- What is needed
The complete listing goes into the output exactly, without its pictures.

━━━━━━━━━━

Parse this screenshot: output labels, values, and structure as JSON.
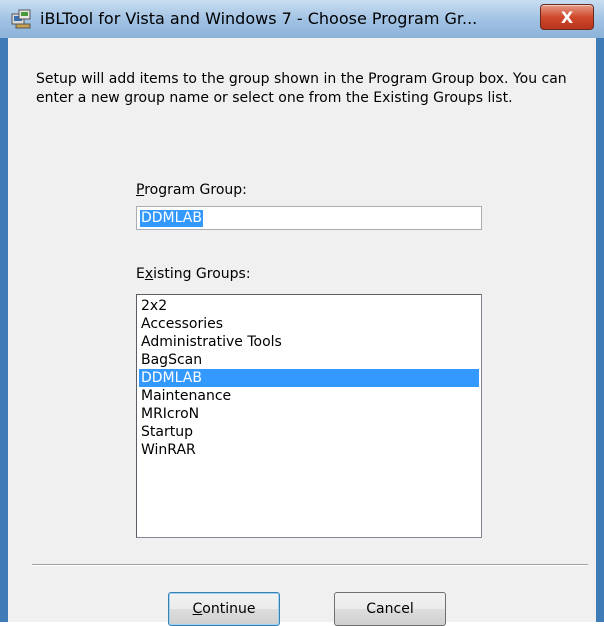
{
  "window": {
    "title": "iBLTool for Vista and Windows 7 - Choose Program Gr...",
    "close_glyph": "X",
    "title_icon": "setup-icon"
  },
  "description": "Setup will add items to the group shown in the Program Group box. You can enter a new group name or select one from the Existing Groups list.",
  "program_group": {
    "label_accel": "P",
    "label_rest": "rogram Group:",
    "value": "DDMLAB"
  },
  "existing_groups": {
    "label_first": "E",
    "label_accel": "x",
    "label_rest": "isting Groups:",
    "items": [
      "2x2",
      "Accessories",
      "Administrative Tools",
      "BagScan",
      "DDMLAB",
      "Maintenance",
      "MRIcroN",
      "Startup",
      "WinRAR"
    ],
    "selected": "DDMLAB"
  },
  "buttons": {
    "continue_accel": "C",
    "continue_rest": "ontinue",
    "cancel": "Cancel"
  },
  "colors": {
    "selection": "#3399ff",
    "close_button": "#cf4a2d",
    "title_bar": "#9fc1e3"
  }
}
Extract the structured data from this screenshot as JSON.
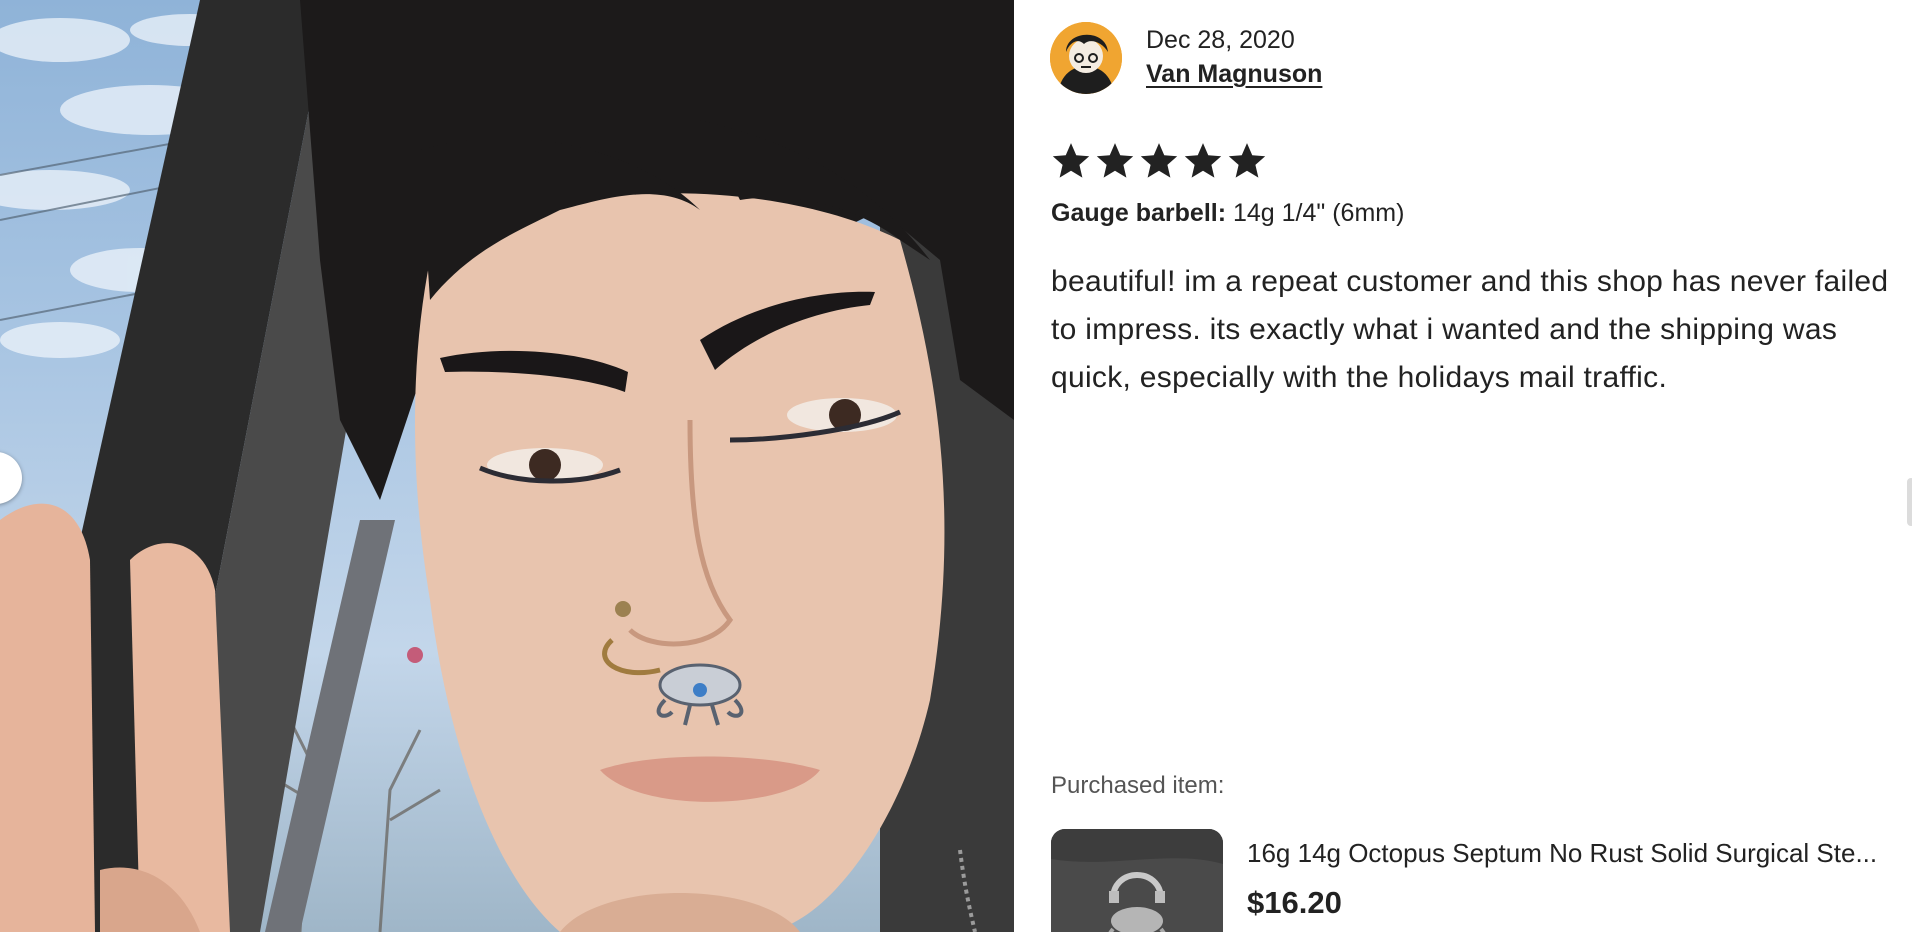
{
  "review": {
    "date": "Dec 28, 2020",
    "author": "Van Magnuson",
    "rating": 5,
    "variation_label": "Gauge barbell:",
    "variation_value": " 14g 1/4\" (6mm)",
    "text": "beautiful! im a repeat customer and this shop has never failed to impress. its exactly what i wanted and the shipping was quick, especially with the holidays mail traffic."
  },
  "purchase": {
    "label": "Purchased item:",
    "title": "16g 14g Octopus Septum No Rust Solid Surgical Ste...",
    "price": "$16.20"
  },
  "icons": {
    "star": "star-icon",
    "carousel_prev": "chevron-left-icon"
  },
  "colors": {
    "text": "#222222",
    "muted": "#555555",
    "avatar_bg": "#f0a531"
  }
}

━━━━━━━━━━

- Response for this exercise
Parse this screenshot: output labels, values, and structure as JSON.
{
  "window": {
    "title": "iBLTool for Vista and Windows 7 - Choose Program Gr...",
    "close_glyph": "X",
    "title_icon": "setup-icon"
  },
  "description": "Setup will add items to the group shown in the Program Group box. You can enter a new group name or select one from the Existing Groups list.",
  "program_group": {
    "label_accel": "P",
    "label_rest": "rogram Group:",
    "value": "DDMLAB"
  },
  "existing_groups": {
    "label_first": "E",
    "label_accel": "x",
    "label_rest": "isting Groups:",
    "items": [
      "2x2",
      "Accessories",
      "Administrative Tools",
      "BagScan",
      "DDMLAB",
      "Maintenance",
      "MRIcroN",
      "Startup",
      "WinRAR"
    ],
    "selected": "DDMLAB"
  },
  "buttons": {
    "continue_accel": "C",
    "continue_rest": "ontinue",
    "cancel": "Cancel"
  },
  "colors": {
    "selection": "#3399ff",
    "close_button": "#cf4a2d",
    "title_bar": "#9fc1e3"
  }
}
Extract the structured data from this screenshot as JSON.
{
  "review": {
    "date": "Dec 28, 2020",
    "author": "Van Magnuson",
    "rating": 5,
    "variation_label": "Gauge barbell:",
    "variation_value": " 14g 1/4\" (6mm)",
    "text": "beautiful! im a repeat customer and this shop has never failed to impress. its exactly what i wanted and the shipping was quick, especially with the holidays mail traffic."
  },
  "purchase": {
    "label": "Purchased item:",
    "title": "16g 14g Octopus Septum No Rust Solid Surgical Ste...",
    "price": "$16.20"
  },
  "icons": {
    "star": "star-icon",
    "carousel_prev": "chevron-left-icon"
  },
  "colors": {
    "text": "#222222",
    "muted": "#555555",
    "avatar_bg": "#f0a531"
  }
}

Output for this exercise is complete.